- [Task details] Print all of the data exactly, with no line missing.

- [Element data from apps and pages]

^^^^^^^^^^^^^^^^

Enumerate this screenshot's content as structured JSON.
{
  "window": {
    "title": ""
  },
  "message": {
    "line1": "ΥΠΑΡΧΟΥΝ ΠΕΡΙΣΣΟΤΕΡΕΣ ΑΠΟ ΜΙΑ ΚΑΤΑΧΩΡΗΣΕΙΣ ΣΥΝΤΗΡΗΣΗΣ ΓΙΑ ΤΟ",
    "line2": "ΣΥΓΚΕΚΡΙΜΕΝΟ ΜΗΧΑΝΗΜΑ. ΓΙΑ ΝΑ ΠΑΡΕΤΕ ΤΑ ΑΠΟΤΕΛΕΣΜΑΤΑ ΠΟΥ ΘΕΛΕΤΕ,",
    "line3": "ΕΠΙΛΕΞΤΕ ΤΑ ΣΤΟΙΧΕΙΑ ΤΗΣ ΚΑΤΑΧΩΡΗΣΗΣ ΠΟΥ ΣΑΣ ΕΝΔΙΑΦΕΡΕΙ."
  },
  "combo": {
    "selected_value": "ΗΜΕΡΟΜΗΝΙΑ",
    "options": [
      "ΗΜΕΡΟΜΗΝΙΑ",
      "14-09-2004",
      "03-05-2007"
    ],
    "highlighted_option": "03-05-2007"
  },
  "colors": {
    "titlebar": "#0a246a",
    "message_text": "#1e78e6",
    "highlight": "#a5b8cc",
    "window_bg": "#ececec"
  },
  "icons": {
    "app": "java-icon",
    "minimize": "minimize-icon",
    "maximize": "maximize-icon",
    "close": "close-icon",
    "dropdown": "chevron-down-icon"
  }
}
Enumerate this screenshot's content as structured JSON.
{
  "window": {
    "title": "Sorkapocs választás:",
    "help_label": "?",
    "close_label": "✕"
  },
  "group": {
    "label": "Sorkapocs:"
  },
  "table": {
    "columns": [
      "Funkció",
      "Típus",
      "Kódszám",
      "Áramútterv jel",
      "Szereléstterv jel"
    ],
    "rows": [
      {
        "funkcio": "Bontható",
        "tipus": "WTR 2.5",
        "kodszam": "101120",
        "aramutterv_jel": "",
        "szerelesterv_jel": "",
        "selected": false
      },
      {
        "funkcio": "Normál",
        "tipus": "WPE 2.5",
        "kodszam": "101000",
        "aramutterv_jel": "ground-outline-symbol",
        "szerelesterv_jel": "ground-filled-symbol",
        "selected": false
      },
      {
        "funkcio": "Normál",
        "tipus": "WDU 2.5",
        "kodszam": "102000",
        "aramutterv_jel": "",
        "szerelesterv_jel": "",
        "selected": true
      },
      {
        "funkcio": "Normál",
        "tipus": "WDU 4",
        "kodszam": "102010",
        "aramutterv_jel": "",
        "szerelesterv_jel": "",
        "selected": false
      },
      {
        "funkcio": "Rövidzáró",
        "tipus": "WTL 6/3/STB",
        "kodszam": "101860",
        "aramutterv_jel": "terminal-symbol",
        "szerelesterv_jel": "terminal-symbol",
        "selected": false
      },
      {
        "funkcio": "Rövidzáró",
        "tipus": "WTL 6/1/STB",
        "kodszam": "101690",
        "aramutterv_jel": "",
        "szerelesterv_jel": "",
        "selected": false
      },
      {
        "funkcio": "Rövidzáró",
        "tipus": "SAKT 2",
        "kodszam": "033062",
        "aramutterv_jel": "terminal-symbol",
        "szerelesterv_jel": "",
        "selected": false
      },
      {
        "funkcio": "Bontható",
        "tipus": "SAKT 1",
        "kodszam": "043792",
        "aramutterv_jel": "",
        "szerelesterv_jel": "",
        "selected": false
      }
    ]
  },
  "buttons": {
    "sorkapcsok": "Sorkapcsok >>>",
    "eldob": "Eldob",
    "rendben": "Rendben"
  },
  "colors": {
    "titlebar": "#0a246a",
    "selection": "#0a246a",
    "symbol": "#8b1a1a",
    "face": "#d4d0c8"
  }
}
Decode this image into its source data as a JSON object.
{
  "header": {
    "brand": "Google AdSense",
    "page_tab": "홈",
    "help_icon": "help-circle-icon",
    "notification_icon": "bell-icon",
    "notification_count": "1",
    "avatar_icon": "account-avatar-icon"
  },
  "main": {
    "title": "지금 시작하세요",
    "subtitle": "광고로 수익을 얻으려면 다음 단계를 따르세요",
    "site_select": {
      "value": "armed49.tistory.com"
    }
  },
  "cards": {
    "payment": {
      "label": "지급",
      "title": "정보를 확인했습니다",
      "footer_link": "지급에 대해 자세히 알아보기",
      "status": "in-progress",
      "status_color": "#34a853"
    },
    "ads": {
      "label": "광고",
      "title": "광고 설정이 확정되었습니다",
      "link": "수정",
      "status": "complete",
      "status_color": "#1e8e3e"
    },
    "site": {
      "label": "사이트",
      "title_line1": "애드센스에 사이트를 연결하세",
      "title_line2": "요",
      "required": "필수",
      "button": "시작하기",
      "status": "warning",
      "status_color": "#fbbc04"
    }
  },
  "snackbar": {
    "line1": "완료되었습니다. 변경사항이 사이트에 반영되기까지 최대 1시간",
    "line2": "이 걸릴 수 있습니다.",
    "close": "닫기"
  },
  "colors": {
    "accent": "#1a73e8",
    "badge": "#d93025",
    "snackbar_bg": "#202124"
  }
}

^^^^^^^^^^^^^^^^

- [Expected output]
Enumerate this screenshot's content as structured JSON.
{
  "window": {
    "title": ""
  },
  "message": {
    "line1": "ΥΠΑΡΧΟΥΝ ΠΕΡΙΣΣΟΤΕΡΕΣ ΑΠΟ ΜΙΑ ΚΑΤΑΧΩΡΗΣΕΙΣ ΣΥΝΤΗΡΗΣΗΣ ΓΙΑ ΤΟ",
    "line2": "ΣΥΓΚΕΚΡΙΜΕΝΟ ΜΗΧΑΝΗΜΑ. ΓΙΑ ΝΑ ΠΑΡΕΤΕ ΤΑ ΑΠΟΤΕΛΕΣΜΑΤΑ ΠΟΥ ΘΕΛΕΤΕ,",
    "line3": "ΕΠΙΛΕΞΤΕ ΤΑ ΣΤΟΙΧΕΙΑ ΤΗΣ ΚΑΤΑΧΩΡΗΣΗΣ ΠΟΥ ΣΑΣ ΕΝΔΙΑΦΕΡΕΙ."
  },
  "combo": {
    "selected_value": "ΗΜΕΡΟΜΗΝΙΑ",
    "options": [
      "ΗΜΕΡΟΜΗΝΙΑ",
      "14-09-2004",
      "03-05-2007"
    ],
    "highlighted_option": "03-05-2007"
  },
  "colors": {
    "titlebar": "#0a246a",
    "message_text": "#1e78e6",
    "highlight": "#a5b8cc",
    "window_bg": "#ececec"
  },
  "icons": {
    "app": "java-icon",
    "minimize": "minimize-icon",
    "maximize": "maximize-icon",
    "close": "close-icon",
    "dropdown": "chevron-down-icon"
  }
}
Enumerate this screenshot's content as structured JSON.
{
  "window": {
    "title": "Sorkapocs választás:",
    "help_label": "?",
    "close_label": "✕"
  },
  "group": {
    "label": "Sorkapocs:"
  },
  "table": {
    "columns": [
      "Funkció",
      "Típus",
      "Kódszám",
      "Áramútterv jel",
      "Szereléstterv jel"
    ],
    "rows": [
      {
        "funkcio": "Bontható",
        "tipus": "WTR 2.5",
        "kodszam": "101120",
        "aramutterv_jel": "",
        "szerelesterv_jel": "",
        "selected": false
      },
      {
        "funkcio": "Normál",
        "tipus": "WPE 2.5",
        "kodszam": "101000",
        "aramutterv_jel": "ground-outline-symbol",
        "szerelesterv_jel": "ground-filled-symbol",
        "selected": false
      },
      {
        "funkcio": "Normál",
        "tipus": "WDU 2.5",
        "kodszam": "102000",
        "aramutterv_jel": "",
        "szerelesterv_jel": "",
        "selected": true
      },
      {
        "funkcio": "Normál",
        "tipus": "WDU 4",
        "kodszam": "102010",
        "aramutterv_jel": "",
        "szerelesterv_jel": "",
        "selected": false
      },
      {
        "funkcio": "Rövidzáró",
        "tipus": "WTL 6/3/STB",
        "kodszam": "101860",
        "aramutterv_jel": "terminal-symbol",
        "szerelesterv_jel": "terminal-symbol",
        "selected": false
      },
      {
        "funkcio": "Rövidzáró",
        "tipus": "WTL 6/1/STB",
        "kodszam": "101690",
        "aramutterv_jel": "",
        "szerelesterv_jel": "",
        "selected": false
      },
      {
        "funkcio": "Rövidzáró",
        "tipus": "SAKT 2",
        "kodszam": "033062",
        "aramutterv_jel": "terminal-symbol",
        "szerelesterv_jel": "",
        "selected": false
      },
      {
        "funkcio": "Bontható",
        "tipus": "SAKT 1",
        "kodszam": "043792",
        "aramutterv_jel": "",
        "szerelesterv_jel": "",
        "selected": false
      }
    ]
  },
  "buttons": {
    "sorkapcsok": "Sorkapcsok >>>",
    "eldob": "Eldob",
    "rendben": "Rendben"
  },
  "colors": {
    "titlebar": "#0a246a",
    "selection": "#0a246a",
    "symbol": "#8b1a1a",
    "face": "#d4d0c8"
  }
}
Decode this image into its source data as a JSON object.
{
  "header": {
    "brand": "Google AdSense",
    "page_tab": "홈",
    "help_icon": "help-circle-icon",
    "notification_icon": "bell-icon",
    "notification_count": "1",
    "avatar_icon": "account-avatar-icon"
  },
  "main": {
    "title": "지금 시작하세요",
    "subtitle": "광고로 수익을 얻으려면 다음 단계를 따르세요",
    "site_select": {
      "value": "armed49.tistory.com"
    }
  },
  "cards": {
    "payment": {
      "label": "지급",
      "title": "정보를 확인했습니다",
      "footer_link": "지급에 대해 자세히 알아보기",
      "status": "in-progress",
      "status_color": "#34a853"
    },
    "ads": {
      "label": "광고",
      "title": "광고 설정이 확정되었습니다",
      "link": "수정",
      "status": "complete",
      "status_color": "#1e8e3e"
    },
    "site": {
      "label": "사이트",
      "title_line1": "애드센스에 사이트를 연결하세",
      "title_line2": "요",
      "required": "필수",
      "button": "시작하기",
      "status": "warning",
      "status_color": "#fbbc04"
    }
  },
  "snackbar": {
    "line1": "완료되었습니다. 변경사항이 사이트에 반영되기까지 최대 1시간",
    "line2": "이 걸릴 수 있습니다.",
    "close": "닫기"
  },
  "colors": {
    "accent": "#1a73e8",
    "badge": "#d93025",
    "snackbar_bg": "#202124"
  }
}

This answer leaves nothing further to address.